THE RECORDS:
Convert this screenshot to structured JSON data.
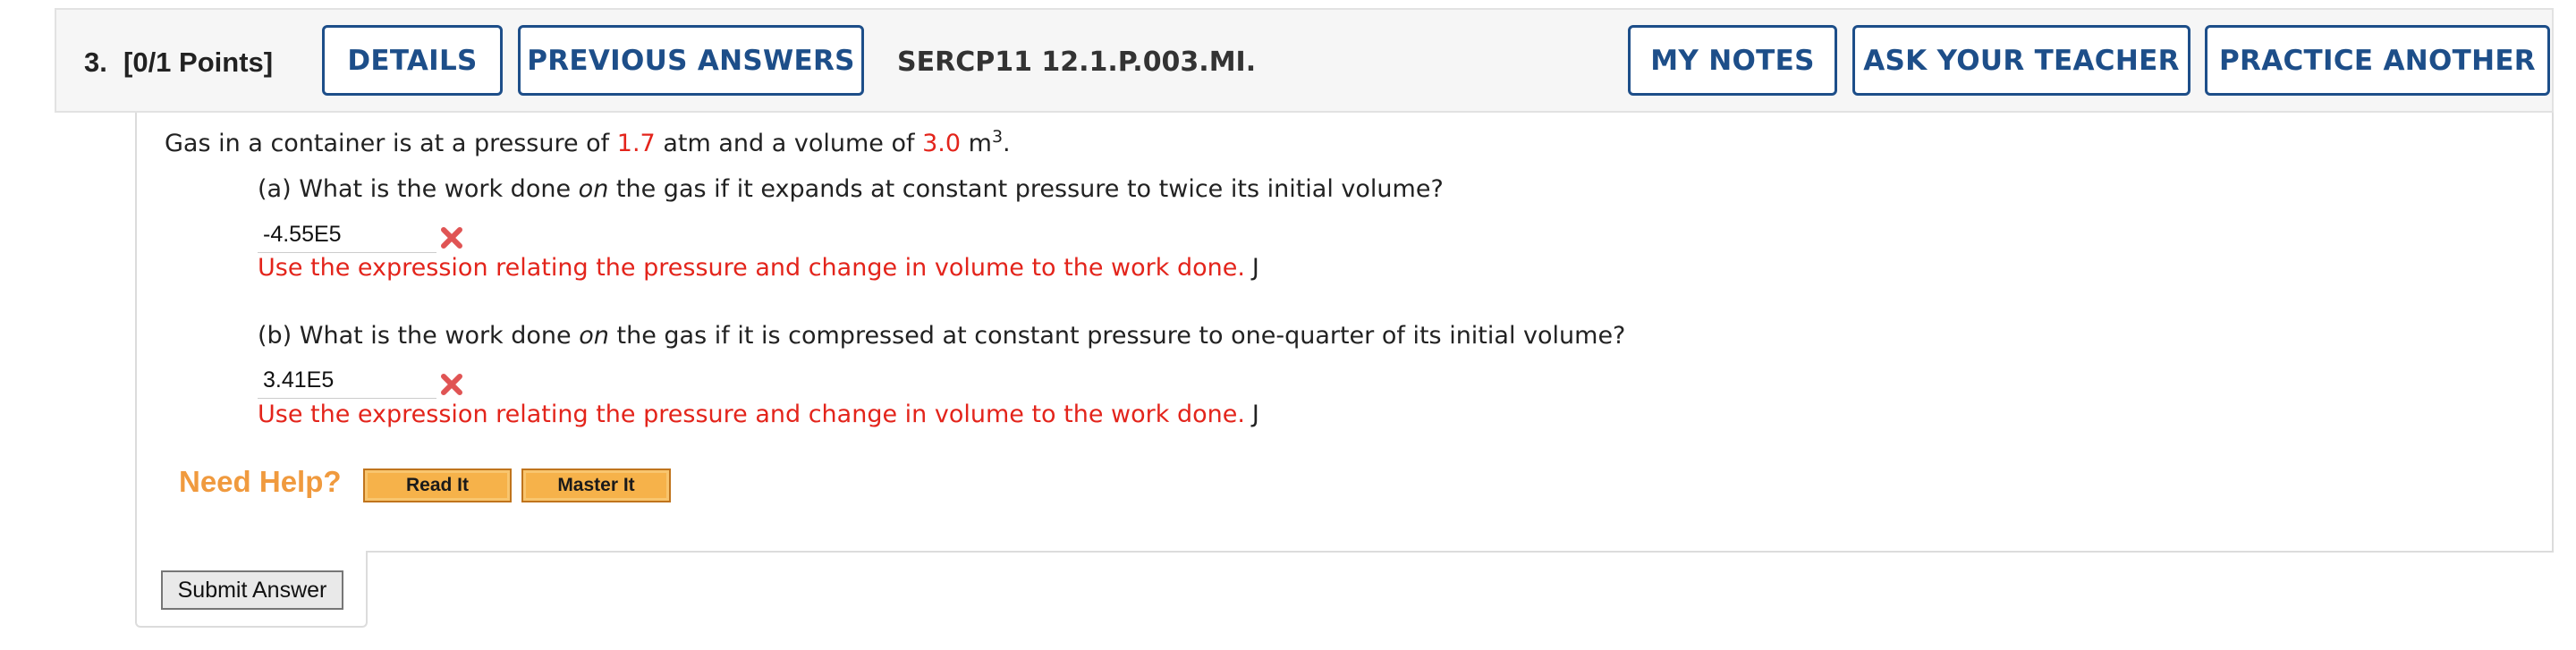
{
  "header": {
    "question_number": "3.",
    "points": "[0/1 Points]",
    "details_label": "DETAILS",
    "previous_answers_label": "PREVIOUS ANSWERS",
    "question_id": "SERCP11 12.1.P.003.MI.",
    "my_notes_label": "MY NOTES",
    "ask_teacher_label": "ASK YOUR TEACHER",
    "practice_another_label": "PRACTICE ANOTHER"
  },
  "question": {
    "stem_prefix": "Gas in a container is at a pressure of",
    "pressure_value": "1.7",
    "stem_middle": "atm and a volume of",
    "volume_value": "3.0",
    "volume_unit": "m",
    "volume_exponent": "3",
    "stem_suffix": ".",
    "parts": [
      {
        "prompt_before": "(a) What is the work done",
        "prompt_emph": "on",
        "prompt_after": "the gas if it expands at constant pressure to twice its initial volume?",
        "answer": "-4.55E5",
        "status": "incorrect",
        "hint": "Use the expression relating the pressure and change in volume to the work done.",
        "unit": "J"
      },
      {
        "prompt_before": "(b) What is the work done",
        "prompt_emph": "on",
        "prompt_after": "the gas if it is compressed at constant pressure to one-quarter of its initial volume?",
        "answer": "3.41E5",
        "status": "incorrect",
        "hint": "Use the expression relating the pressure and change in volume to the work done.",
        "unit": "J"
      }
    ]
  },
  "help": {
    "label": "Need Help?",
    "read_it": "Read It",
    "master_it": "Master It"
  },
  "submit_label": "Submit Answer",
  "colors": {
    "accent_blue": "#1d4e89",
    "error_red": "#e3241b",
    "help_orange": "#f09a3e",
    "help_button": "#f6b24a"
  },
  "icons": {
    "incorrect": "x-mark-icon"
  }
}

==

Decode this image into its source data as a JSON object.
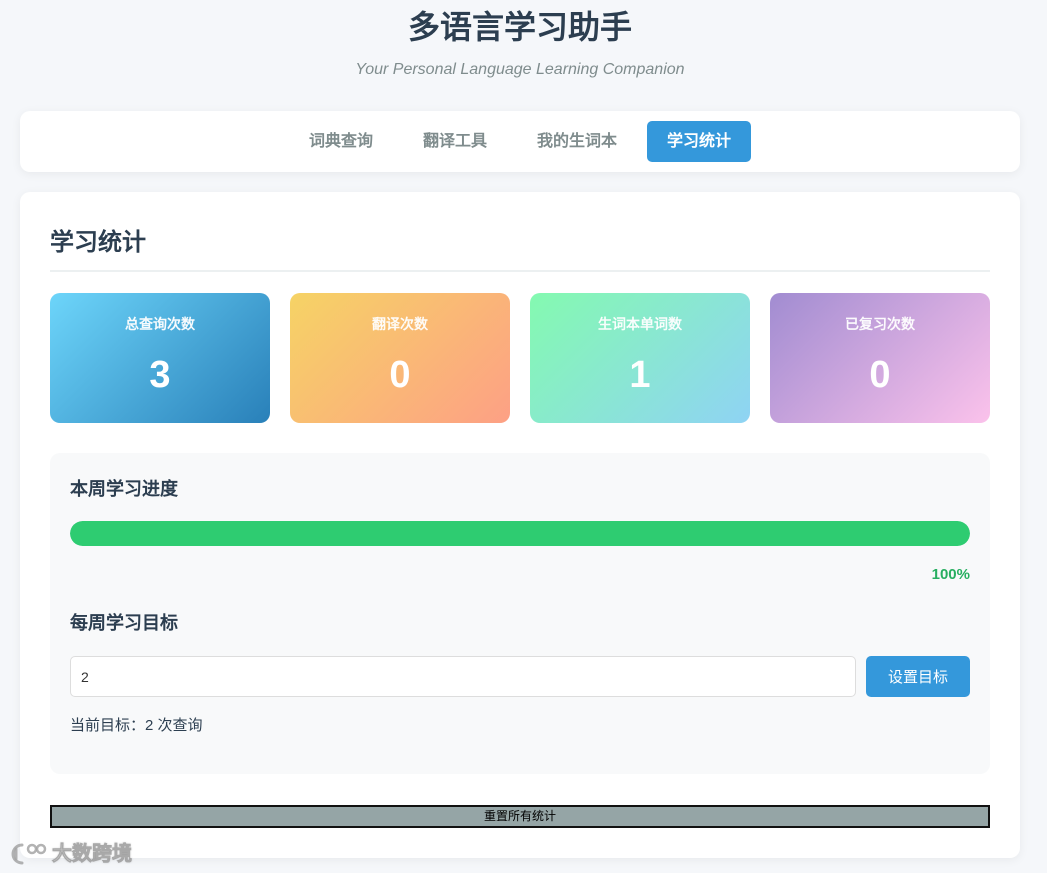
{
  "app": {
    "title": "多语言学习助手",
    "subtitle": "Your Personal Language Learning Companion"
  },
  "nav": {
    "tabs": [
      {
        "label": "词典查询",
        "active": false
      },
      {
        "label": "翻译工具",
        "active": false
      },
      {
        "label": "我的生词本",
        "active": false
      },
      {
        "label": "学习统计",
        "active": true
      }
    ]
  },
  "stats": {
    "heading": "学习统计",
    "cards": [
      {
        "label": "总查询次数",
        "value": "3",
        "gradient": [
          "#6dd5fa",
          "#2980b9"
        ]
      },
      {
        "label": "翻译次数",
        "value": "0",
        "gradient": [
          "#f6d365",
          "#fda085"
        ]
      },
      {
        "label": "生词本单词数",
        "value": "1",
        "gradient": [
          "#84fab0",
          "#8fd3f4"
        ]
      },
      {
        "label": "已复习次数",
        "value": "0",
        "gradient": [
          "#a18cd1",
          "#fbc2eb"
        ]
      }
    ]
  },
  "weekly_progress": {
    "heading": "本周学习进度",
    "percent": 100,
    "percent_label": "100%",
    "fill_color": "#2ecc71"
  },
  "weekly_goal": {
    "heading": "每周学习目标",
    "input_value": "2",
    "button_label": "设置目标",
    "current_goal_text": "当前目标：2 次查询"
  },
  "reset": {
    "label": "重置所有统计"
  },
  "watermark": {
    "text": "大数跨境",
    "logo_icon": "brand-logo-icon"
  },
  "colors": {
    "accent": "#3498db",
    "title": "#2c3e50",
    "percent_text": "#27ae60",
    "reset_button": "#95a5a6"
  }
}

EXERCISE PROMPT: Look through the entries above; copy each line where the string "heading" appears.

OUTPUT:
    "heading": "学习统计",
    "heading": "本周学习进度",
    "heading": "每周学习目标",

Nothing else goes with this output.